Exercise requirements –
Apart from the images, repeat the data below exactly as written.

** Opening Records for the task block **

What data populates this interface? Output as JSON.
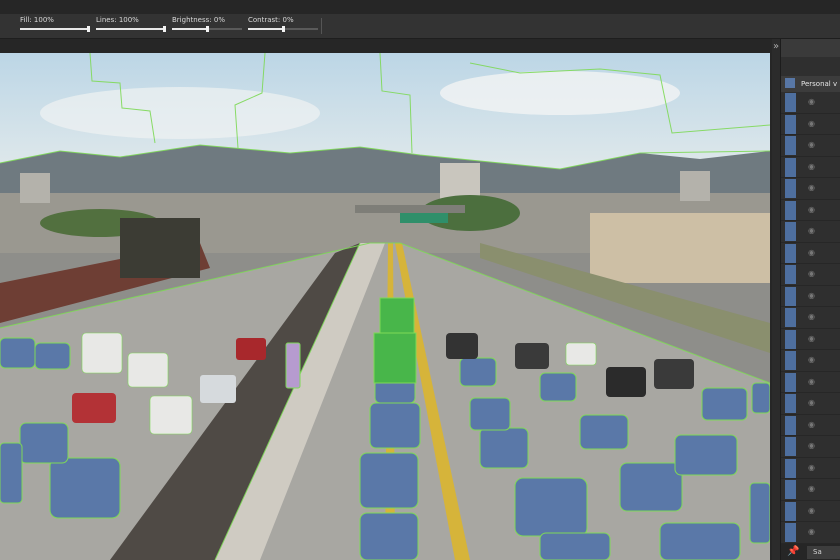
{
  "toolbar": {
    "fill_label": "Fill: 100%",
    "lines_label": "Lines: 100%",
    "brightness_label": "Brightness: 0%",
    "contrast_label": "Contrast: 0%",
    "fill_value": 1.0,
    "lines_value": 1.0,
    "brightness_value": 0.5,
    "contrast_value": 0.5
  },
  "panel": {
    "collapse_glyph": "»",
    "layer_title": "Personal v",
    "eye_glyph": "◉",
    "pin_glyph": "📌",
    "footer_button": "Sa"
  },
  "colors": {
    "overlay_fill": "#5a78a8",
    "overlay_outline": "#7ed957",
    "panel_swatch": "#4e6f9f"
  },
  "image": {
    "subject": "annotated-highway-photo"
  }
}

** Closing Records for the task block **

Output below –
What data populates this interface? Output as JSON.
{
  "toolbar": {
    "fill_label": "Fill: 100%",
    "lines_label": "Lines: 100%",
    "brightness_label": "Brightness: 0%",
    "contrast_label": "Contrast: 0%",
    "fill_value": 1.0,
    "lines_value": 1.0,
    "brightness_value": 0.5,
    "contrast_value": 0.5
  },
  "panel": {
    "collapse_glyph": "»",
    "layer_title": "Personal v",
    "eye_glyph": "◉",
    "pin_glyph": "📌",
    "footer_button": "Sa"
  },
  "colors": {
    "overlay_fill": "#5a78a8",
    "overlay_outline": "#7ed957",
    "panel_swatch": "#4e6f9f"
  },
  "image": {
    "subject": "annotated-highway-photo"
  }
}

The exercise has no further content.